• _Requirement_
In the records below, some lines hold the word "JSON". Copy each of those lines.
START Available data
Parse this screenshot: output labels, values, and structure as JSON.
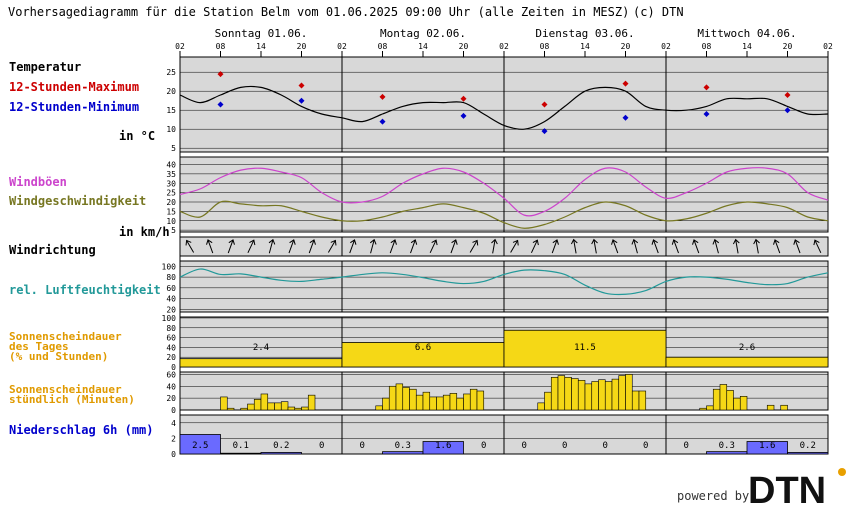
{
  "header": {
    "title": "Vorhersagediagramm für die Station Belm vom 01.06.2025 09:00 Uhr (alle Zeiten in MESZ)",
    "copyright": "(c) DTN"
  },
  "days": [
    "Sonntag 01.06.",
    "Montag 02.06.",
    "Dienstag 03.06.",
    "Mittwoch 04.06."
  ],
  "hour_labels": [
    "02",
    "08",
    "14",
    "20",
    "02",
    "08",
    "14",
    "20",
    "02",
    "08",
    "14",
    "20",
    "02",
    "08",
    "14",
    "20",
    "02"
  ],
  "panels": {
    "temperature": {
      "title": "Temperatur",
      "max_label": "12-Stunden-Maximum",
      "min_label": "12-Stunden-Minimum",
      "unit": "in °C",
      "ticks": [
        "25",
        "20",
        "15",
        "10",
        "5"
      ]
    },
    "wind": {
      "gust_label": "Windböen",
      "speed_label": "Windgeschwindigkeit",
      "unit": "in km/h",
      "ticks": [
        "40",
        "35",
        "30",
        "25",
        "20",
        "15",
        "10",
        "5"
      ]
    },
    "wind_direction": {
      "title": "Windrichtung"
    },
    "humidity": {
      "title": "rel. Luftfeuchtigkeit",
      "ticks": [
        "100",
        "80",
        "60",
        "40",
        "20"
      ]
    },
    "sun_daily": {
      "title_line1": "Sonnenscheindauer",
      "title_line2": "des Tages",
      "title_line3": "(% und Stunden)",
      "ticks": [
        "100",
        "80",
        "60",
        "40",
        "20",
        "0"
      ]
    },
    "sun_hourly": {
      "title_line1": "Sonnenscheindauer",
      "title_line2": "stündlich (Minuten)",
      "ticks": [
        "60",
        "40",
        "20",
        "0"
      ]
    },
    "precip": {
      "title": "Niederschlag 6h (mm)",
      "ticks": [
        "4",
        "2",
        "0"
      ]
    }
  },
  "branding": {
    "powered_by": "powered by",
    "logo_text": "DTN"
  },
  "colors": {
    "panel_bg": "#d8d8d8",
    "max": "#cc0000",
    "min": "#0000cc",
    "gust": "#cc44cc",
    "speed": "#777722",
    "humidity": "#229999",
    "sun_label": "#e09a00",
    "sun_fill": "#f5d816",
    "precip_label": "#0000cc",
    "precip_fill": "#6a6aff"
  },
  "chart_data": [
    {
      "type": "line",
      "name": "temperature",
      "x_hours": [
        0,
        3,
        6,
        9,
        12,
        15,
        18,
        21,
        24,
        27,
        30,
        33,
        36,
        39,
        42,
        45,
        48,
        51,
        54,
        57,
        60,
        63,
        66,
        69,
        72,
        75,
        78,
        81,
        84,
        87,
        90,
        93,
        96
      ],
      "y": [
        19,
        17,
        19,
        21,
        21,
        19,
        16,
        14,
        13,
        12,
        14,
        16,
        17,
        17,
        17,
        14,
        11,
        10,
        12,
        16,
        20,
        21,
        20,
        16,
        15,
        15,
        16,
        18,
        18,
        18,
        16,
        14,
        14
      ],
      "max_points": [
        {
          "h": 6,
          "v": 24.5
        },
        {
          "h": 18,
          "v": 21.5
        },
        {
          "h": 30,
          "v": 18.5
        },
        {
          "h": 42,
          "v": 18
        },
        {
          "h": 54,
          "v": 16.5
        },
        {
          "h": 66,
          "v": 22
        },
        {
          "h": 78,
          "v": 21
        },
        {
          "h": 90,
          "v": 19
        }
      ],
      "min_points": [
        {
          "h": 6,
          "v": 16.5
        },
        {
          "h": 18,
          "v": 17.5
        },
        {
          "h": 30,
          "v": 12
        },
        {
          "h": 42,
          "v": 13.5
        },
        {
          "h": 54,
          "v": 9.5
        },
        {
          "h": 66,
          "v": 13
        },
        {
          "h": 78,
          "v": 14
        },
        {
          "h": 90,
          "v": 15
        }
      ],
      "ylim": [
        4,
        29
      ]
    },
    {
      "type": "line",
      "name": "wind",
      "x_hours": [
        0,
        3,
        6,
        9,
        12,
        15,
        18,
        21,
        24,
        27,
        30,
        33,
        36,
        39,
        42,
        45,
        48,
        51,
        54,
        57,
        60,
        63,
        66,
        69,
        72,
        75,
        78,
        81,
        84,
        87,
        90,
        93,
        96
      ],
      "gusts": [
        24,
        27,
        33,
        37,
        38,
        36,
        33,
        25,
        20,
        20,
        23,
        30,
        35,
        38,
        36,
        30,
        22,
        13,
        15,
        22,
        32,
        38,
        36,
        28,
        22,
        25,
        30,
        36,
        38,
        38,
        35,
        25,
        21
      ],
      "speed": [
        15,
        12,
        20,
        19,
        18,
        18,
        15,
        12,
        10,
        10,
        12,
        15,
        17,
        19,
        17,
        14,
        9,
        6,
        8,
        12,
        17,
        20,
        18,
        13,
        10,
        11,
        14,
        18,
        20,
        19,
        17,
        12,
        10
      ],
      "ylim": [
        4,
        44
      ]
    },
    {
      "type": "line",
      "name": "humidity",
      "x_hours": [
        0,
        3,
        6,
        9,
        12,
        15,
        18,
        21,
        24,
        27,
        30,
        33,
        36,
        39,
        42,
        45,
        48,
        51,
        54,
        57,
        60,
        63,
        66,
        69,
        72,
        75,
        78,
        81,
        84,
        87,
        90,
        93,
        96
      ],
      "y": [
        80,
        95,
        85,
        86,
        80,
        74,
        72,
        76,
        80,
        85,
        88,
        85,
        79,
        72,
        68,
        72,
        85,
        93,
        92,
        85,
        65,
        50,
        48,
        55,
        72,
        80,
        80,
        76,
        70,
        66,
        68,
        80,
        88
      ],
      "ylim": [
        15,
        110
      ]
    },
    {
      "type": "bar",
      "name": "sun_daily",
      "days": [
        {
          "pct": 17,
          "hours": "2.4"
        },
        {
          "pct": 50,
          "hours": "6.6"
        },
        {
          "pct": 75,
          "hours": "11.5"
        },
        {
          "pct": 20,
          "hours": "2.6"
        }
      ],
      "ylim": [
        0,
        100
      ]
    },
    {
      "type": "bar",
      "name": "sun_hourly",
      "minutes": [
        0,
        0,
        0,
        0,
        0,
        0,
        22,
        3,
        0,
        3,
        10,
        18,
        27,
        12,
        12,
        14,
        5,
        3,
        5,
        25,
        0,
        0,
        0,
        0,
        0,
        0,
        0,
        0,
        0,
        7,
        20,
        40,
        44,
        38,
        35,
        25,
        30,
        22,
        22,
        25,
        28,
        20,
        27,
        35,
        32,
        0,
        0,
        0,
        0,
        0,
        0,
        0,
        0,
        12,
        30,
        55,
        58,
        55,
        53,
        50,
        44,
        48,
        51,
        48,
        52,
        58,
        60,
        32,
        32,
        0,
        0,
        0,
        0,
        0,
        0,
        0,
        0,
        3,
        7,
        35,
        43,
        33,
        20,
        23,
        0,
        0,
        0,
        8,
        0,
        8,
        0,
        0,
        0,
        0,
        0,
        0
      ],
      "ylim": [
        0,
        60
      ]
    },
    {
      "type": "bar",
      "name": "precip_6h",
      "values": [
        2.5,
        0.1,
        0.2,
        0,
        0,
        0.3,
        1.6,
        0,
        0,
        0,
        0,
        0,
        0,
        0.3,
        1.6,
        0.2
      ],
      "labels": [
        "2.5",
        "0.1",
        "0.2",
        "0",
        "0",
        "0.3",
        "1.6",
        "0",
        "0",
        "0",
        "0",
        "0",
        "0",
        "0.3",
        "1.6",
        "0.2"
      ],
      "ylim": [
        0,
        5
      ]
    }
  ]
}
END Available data
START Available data
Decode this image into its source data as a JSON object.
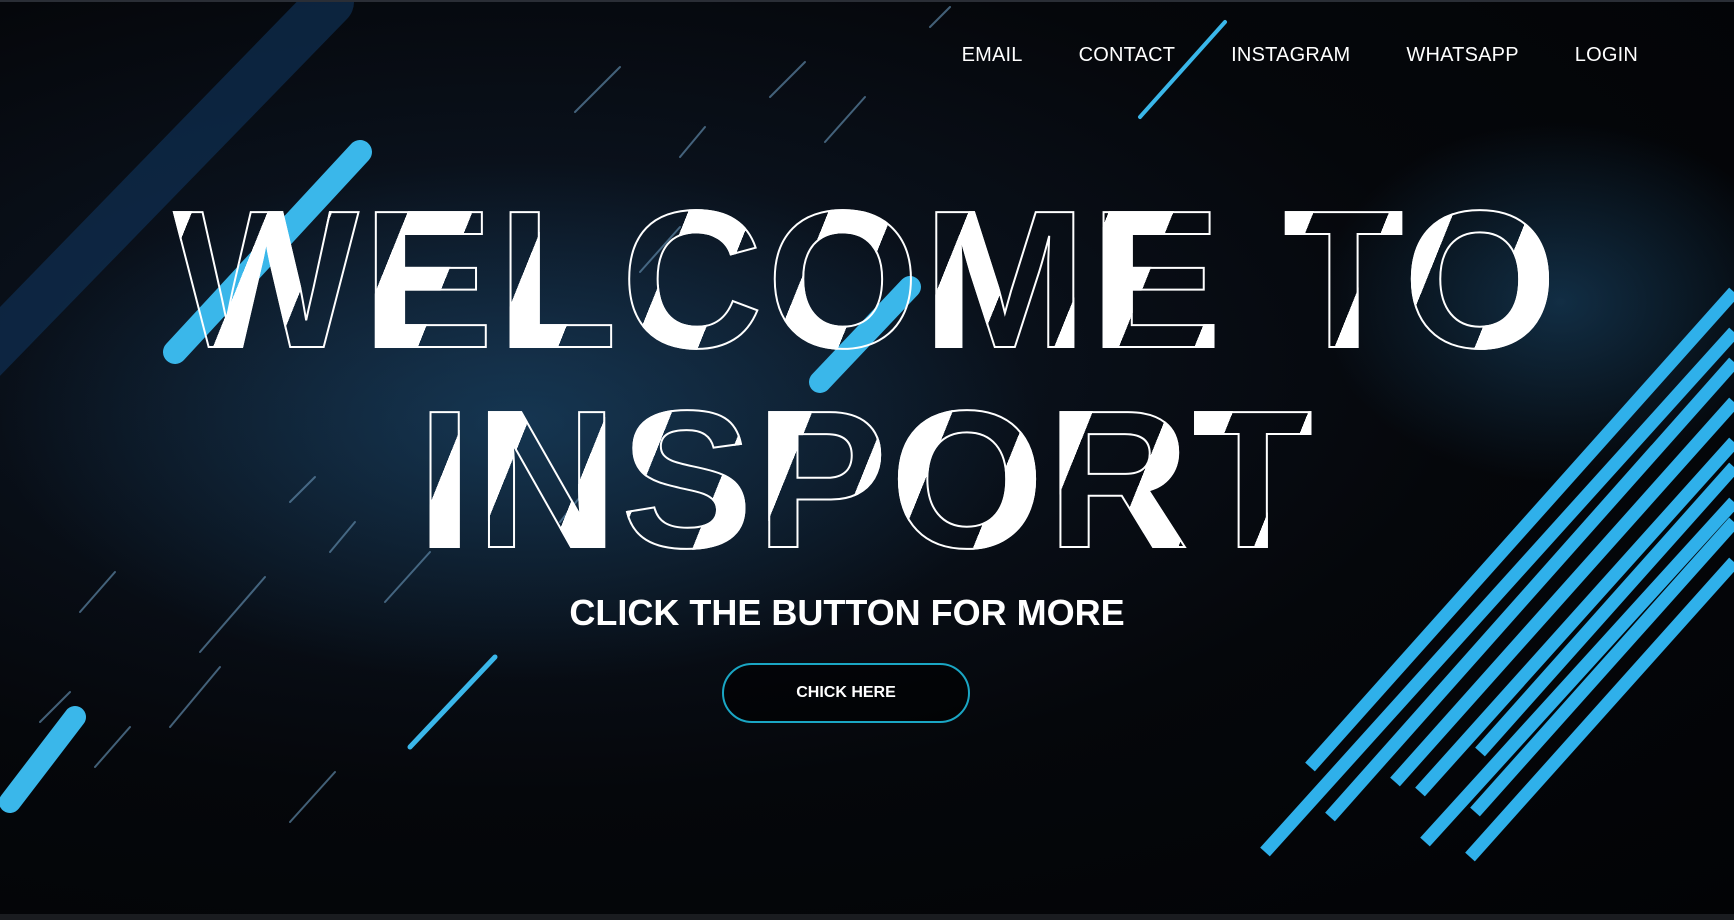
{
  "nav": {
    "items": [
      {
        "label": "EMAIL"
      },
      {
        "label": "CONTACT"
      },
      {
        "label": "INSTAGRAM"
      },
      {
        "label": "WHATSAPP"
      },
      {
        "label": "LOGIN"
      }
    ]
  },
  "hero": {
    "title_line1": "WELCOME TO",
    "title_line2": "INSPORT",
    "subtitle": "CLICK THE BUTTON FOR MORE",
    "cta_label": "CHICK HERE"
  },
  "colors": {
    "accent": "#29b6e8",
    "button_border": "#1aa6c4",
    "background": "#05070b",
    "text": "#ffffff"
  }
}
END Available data
• _Written solution_
Parse this screenshot: output labels, values, and structure as JSON.
Decode this image into its source data as a JSON object.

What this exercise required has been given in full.